Strength is specific, so saying "I want to be as strong as possible" doesn't really mean anything. Sorry :) How do you define "strong"? Do you prioritize a better 1RM or a better 8RM (or 12RM, or AMRAP at a specific weight)? If you have to choose between adding 2% to your bench or 3% to your over-head press, which do you choose? Would you prefer mastering muscle-ups or doing really maxing out weighted pull-ups? You have to make priorities. Sure, increasing your 1RM will probably increase your 8RM, and vice versa, but if you focus on increasing 1RM then 8RM will probably not increase as much as if you worked on that specifically (which in turn probably would yield less 1RM gains).
Having said that, "general strength" is a valid goal for training (if a bit fuzzy). Incidentally, the exercises you mention are probably what I'd recommend if someone asked for five exercises to train the whole body, so you're pretty much on track. If I were to add one compound lift to the mix, then perhaps barbell row (for a pull exercise with a different angle than pull-ups).
Between these five lifts (or six, if you add barbell rows), there's a ridiculous amount of variations you could do: Front squat, deficit deadlift, incline bench press, chin-ups, single-arm dumbbell press, seal row, ad infinitum. You can add these variations to the mix to hit muscles slightly different from how the "default" execution hits them. For example, doing both regular and incline bench press would make you stronger in different angles, but focusing all your efforts on regular bench would probably make you even stronger in regular bench (at the cost of being weaker in incline bench). A compromise is choosing one variation, which you do for a couple of months, and then change to something else.
You may also want to add isolation exercises or machine exercises to target specific muscles when you've spent yourself on the free-weight compound movements.
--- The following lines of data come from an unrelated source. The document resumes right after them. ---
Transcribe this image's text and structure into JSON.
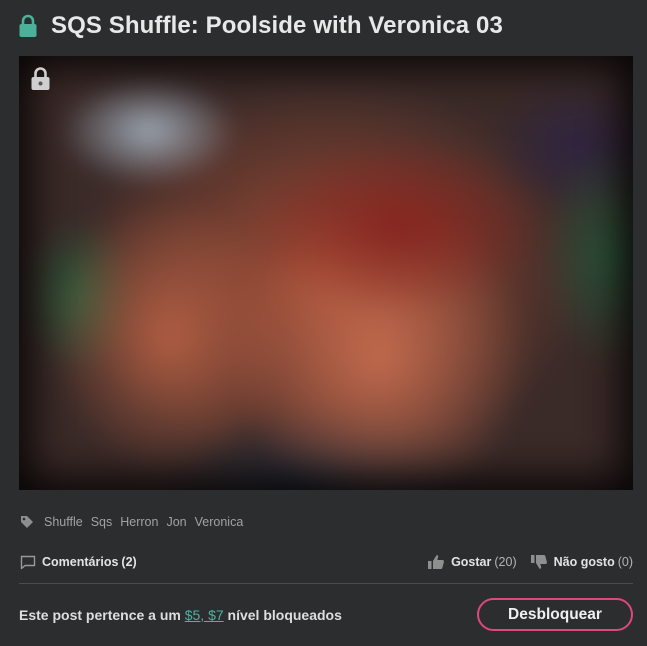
{
  "post": {
    "title": "SQS Shuffle: Poolside with Veronica 03"
  },
  "tags": [
    "Shuffle",
    "Sqs",
    "Herron",
    "Jon",
    "Veronica"
  ],
  "actions": {
    "comments_label": "Comentários",
    "comments_count": "(2)",
    "like_label": "Gostar",
    "like_count": "(20)",
    "dislike_label": "Não gosto",
    "dislike_count": "(0)"
  },
  "footer": {
    "note_prefix": "Este post pertence a um",
    "tier_link": "$5, $7",
    "note_suffix": "nível bloqueados",
    "unlock_label": "Desbloquear"
  },
  "icons": {
    "title_lock": "lock-icon",
    "preview_lock": "lock-icon",
    "tag": "tag-icon",
    "comment": "comment-icon",
    "like": "thumbs-up-icon",
    "dislike": "thumbs-down-icon"
  },
  "colors": {
    "background": "#2b2d2e",
    "accent_lock": "#4bb19a",
    "accent_link": "#4fb2a2",
    "unlock_border": "#e0477d"
  }
}
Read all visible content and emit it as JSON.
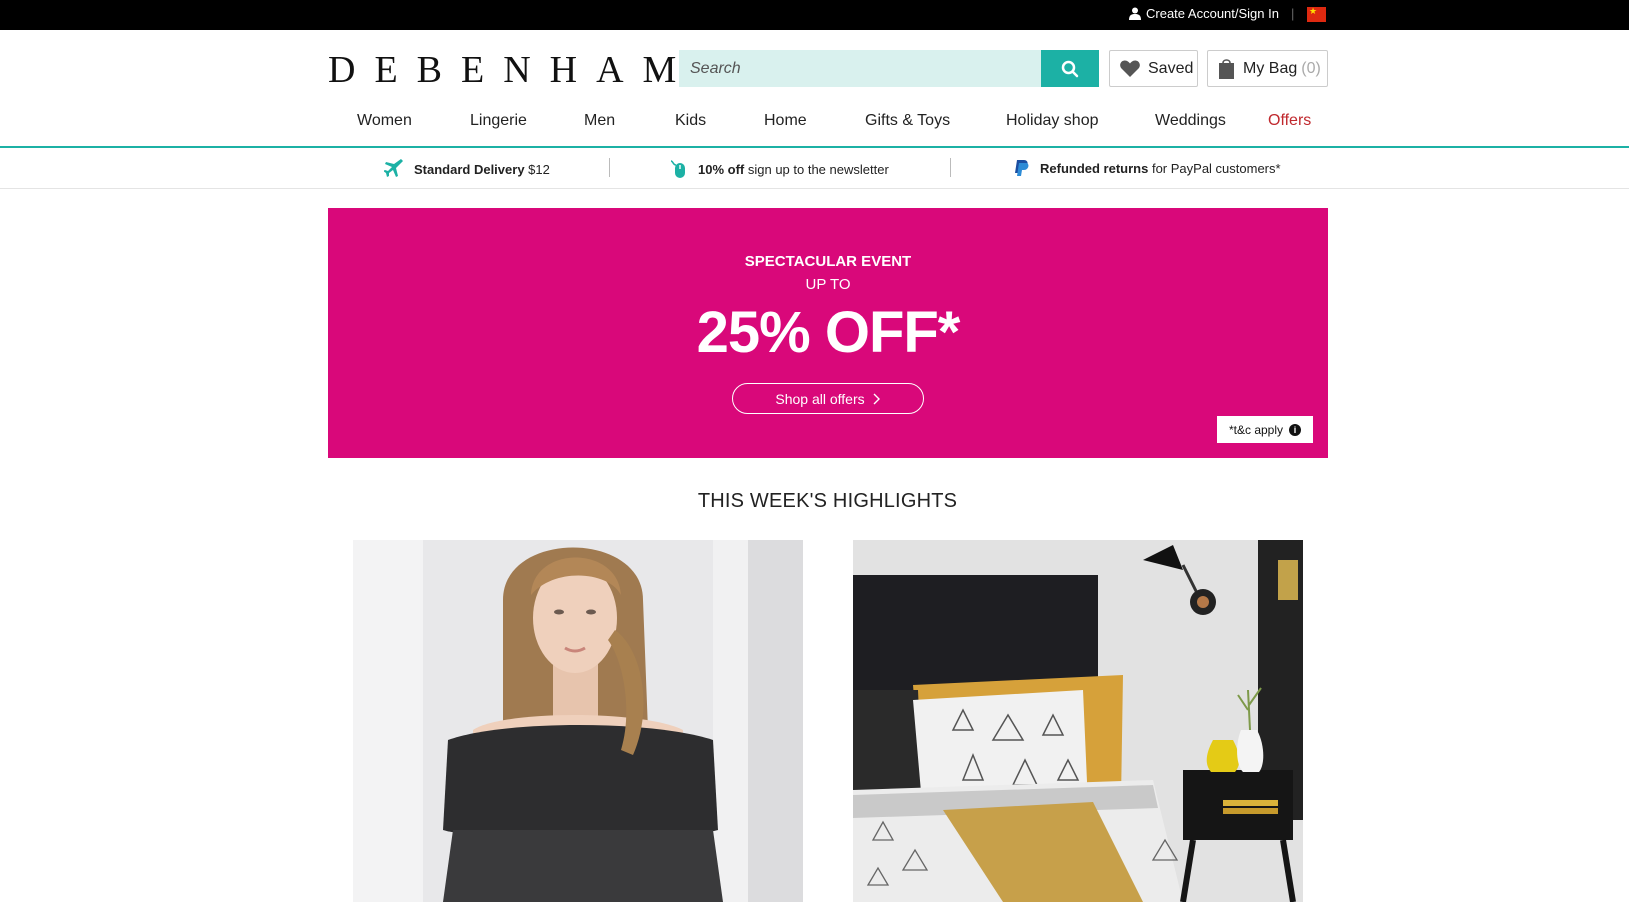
{
  "topbar": {
    "account_label": "Create Account/Sign In",
    "separator": "|",
    "flag_icon": "china-flag-icon"
  },
  "header": {
    "logo": "DEBENHAMS",
    "search_placeholder": "Search",
    "saved_label": "Saved",
    "bag_label": "My Bag",
    "bag_count": "(0)",
    "accent_color": "#1cb1a5"
  },
  "nav": {
    "items": [
      {
        "label": "Women"
      },
      {
        "label": "Lingerie"
      },
      {
        "label": "Men"
      },
      {
        "label": "Kids"
      },
      {
        "label": "Home"
      },
      {
        "label": "Gifts & Toys"
      },
      {
        "label": "Holiday shop"
      },
      {
        "label": "Weddings"
      },
      {
        "label": "Offers"
      }
    ]
  },
  "strip": {
    "delivery_bold": "Standard Delivery",
    "delivery_rest": "$12",
    "newsletter_bold": "10% off",
    "newsletter_rest": "sign up to the newsletter",
    "returns_bold": "Refunded returns",
    "returns_rest": "for PayPal customers*"
  },
  "banner": {
    "line1": "SPECTACULAR EVENT",
    "line2": "UP TO",
    "headline": "25% OFF*",
    "cta": "Shop all offers",
    "tc": "*t&c apply",
    "bg_color": "#d9087a"
  },
  "highlights": {
    "title": "THIS WEEK'S HIGHLIGHTS"
  }
}
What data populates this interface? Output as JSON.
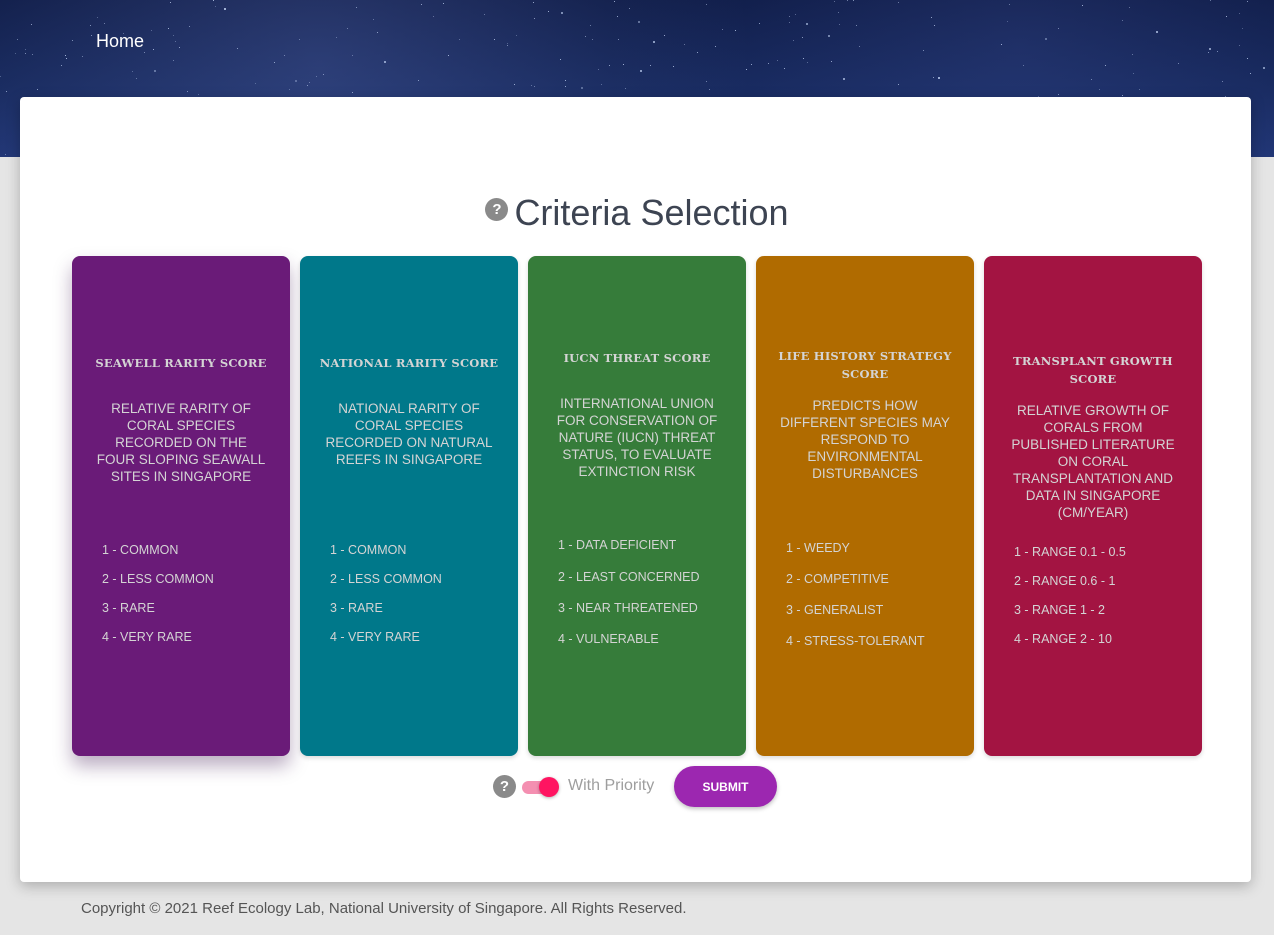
{
  "nav": {
    "home_label": "Home"
  },
  "page": {
    "title": "Criteria Selection",
    "help_glyph": "?"
  },
  "criteria": [
    {
      "title": "SEAWELL RARITY SCORE",
      "description": "RELATIVE RARITY OF CORAL SPECIES RECORDED ON THE FOUR SLOPING SEAWALL SITES IN SINGAPORE",
      "options": [
        "1 - COMMON",
        "2 - LESS COMMON",
        "3 - RARE",
        "4 - VERY RARE"
      ],
      "color": "#6a1b78",
      "selected": true
    },
    {
      "title": "NATIONAL RARITY SCORE",
      "description": "NATIONAL RARITY OF CORAL SPECIES RECORDED ON NATURAL REEFS IN SINGAPORE",
      "options": [
        "1 - COMMON",
        "2 - LESS COMMON",
        "3 - RARE",
        "4 - VERY RARE"
      ],
      "color": "#00788a",
      "selected": false
    },
    {
      "title": "IUCN THREAT SCORE",
      "description": "INTERNATIONAL UNION FOR CONSERVATION OF NATURE (IUCN) THREAT STATUS, TO EVALUATE EXTINCTION RISK",
      "options": [
        "1 - DATA DEFICIENT",
        "2 - LEAST CONCERNED",
        "3 - NEAR THREATENED",
        "4 - VULNERABLE"
      ],
      "color": "#367c3a",
      "selected": false
    },
    {
      "title": "LIFE HISTORY STRATEGY SCORE",
      "description": "PREDICTS HOW DIFFERENT SPECIES MAY RESPOND TO ENVIRONMENTAL DISTURBANCES",
      "options": [
        "1 - WEEDY",
        "2 - COMPETITIVE",
        "3 - GENERALIST",
        "4 - STRESS-TOLERANT"
      ],
      "color": "#b06b00",
      "selected": false
    },
    {
      "title": "TRANSPLANT GROWTH SCORE",
      "description": "RELATIVE GROWTH OF CORALS FROM PUBLISHED LITERATURE ON CORAL TRANSPLANTATION AND DATA IN SINGAPORE (CM/YEAR)",
      "options": [
        "1 - RANGE 0.1 - 0.5",
        "2 - RANGE 0.6 - 1",
        "3 - RANGE 1 - 2",
        "4 - RANGE 2 - 10"
      ],
      "color": "#a31442",
      "selected": false
    }
  ],
  "controls": {
    "priority_label": "With Priority",
    "priority_enabled": true,
    "submit_label": "SUBMIT",
    "accent": "#9c27b0",
    "toggle_color": "#ff1461"
  },
  "footer": {
    "copyright": "Copyright © 2021 Reef Ecology Lab, National University of Singapore. All Rights Reserved."
  }
}
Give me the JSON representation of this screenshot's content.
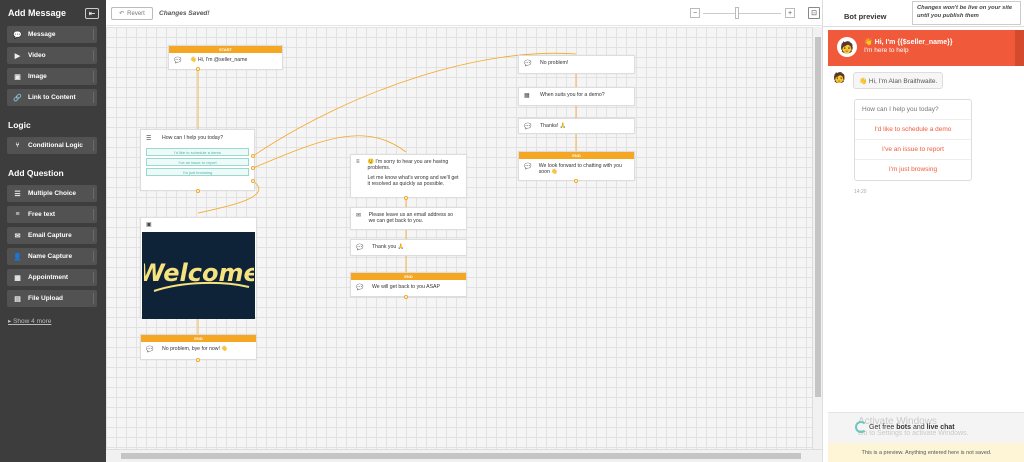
{
  "sidebar": {
    "add_message_title": "Add Message",
    "message_items": [
      {
        "label": "Message",
        "icon": "chat-icon"
      },
      {
        "label": "Video",
        "icon": "video-icon"
      },
      {
        "label": "Image",
        "icon": "image-icon"
      },
      {
        "label": "Link to Content",
        "icon": "link-icon"
      }
    ],
    "logic_title": "Logic",
    "logic_items": [
      {
        "label": "Conditional Logic",
        "icon": "branch-icon"
      }
    ],
    "add_question_title": "Add Question",
    "question_items": [
      {
        "label": "Multiple Choice",
        "icon": "list-icon"
      },
      {
        "label": "Free text",
        "icon": "text-icon"
      },
      {
        "label": "Email Capture",
        "icon": "envelope-icon"
      },
      {
        "label": "Name Capture",
        "icon": "user-icon"
      },
      {
        "label": "Appointment",
        "icon": "calendar-icon"
      },
      {
        "label": "File Upload",
        "icon": "file-icon"
      }
    ],
    "show_more": "Show 4 more"
  },
  "toolbar": {
    "revert_label": "Revert",
    "status": "Changes Saved!",
    "zoom_minus": "−",
    "zoom_plus": "+"
  },
  "flow": {
    "start_node": {
      "bar": "START",
      "text": "👋 Hi, I'm @seller_name"
    },
    "question_node": {
      "text": "How can I help you today?",
      "options": [
        "I'd like to schedule a demo",
        "I've an issue to report",
        "I'm just browsing"
      ]
    },
    "sorry_node": {
      "text1": "😟 I'm sorry to hear you are having problems.",
      "text2": "Let me know what's wrong and we'll get it resolved as quickly as possible."
    },
    "email_node": {
      "text": "Please leave us an email address so we can get back to you."
    },
    "thank_you_node": {
      "text": "Thank you 🙏"
    },
    "end_node_middle": {
      "bar": "END",
      "text": "We will get back to you ASAP"
    },
    "no_problem_node": {
      "text": "No problem!"
    },
    "when_suits_node": {
      "text": "When suits you for a demo?"
    },
    "thanks_node": {
      "text": "Thanks! 🙏"
    },
    "end_node_right": {
      "bar": "END",
      "text": "We look forward to chatting with you soon 👋"
    },
    "welcome_node": {
      "image_text": "Welcome"
    },
    "end_node_left": {
      "bar": "END",
      "text": "No problem, bye for now! 👋"
    }
  },
  "preview": {
    "title": "Bot preview",
    "note": "Changes won't be live on your site until you publish them",
    "banner_line1": "👋 Hi, I'm {{$seller_name}}",
    "banner_line2": "I'm here to help",
    "greeting": "👋 Hi, I'm Alan Braithwaite.",
    "question": "How can I help you today?",
    "options": [
      "I'd like to schedule a demo",
      "I've an issue to report",
      "I'm just browsing"
    ],
    "time": "14:20",
    "watermark_line1": "Activate Windows",
    "watermark_line2": "Go to Settings to activate Windows.",
    "free_bots_prefix": "Get free ",
    "free_bots_bold1": "bots",
    "free_bots_mid": " and ",
    "free_bots_bold2": "live chat",
    "footer": "This is a preview. Anything entered here is not saved."
  }
}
For example, if you do a lot of squats and your technique begins to deteriorate, you probably still have enough energy to finish off with some work in the leg press and/or leg extension machines to cram in some extra volume for the major muscles. For pull-ups, you can add some barbell curls afterwards to give your biceps some more work, or do triceps pushdowns after bench press.
If you want to look at strongman exercises, farmer's walk is really super useful: Grab something heavy and in each hand, and walk off with it. Great for grip strength, traps and core (hits obliques surprisingly good!). The one-handed variation, suitcase carry, hits core even harder (but is obviously easier on legs and glutes, as you only carry half the weight).
To summarize, there are no glaring flaws in your choice of exercises - on the contrary, it's a very good assortment. There's a bunch of stuff you could add, but adding 20 different exotic exercises isn't what you need to get stronger. If you find yourself on a plateau and unable to set new personal records, you should look at how you train, rather than picking new exercises. Perhaps you should try a few weeks of hypertrophy training (not because you specifically want to get bigger, but because bigger muscles are stronger muscles), or inversely focus on heavy, low-rep lifts to work on your nervous system, or try out daily undulating periodization.